What is being asked:
Copy each line from the records below in which the word "Sewing" is found.

Data records for software interfaces:
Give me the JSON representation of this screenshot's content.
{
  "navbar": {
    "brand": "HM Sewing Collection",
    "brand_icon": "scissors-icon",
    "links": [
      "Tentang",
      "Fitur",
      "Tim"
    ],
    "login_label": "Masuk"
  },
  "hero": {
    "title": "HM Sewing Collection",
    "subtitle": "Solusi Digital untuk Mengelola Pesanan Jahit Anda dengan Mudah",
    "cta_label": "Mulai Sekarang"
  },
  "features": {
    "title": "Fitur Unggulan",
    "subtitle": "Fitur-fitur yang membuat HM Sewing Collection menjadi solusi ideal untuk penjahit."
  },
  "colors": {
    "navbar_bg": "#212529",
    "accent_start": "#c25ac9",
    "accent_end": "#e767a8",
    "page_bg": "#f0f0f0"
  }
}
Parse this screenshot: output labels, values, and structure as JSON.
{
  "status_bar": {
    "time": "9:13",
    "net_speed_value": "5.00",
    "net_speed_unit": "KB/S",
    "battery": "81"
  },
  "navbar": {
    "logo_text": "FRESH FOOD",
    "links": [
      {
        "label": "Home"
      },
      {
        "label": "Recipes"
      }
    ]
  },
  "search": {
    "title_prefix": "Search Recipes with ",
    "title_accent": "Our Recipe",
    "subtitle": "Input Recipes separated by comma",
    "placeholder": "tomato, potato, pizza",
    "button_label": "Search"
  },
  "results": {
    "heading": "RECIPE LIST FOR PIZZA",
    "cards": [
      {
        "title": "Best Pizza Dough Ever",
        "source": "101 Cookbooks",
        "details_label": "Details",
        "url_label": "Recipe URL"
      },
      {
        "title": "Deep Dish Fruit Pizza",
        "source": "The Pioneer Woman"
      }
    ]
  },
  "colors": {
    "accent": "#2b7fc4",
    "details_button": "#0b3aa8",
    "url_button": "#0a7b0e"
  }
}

Output of the task:
    "brand": "HM Sewing Collection",
    "title": "HM Sewing Collection",
    "subtitle": "Fitur-fitur yang membuat HM Sewing Collection menjadi solusi ideal untuk penjahit."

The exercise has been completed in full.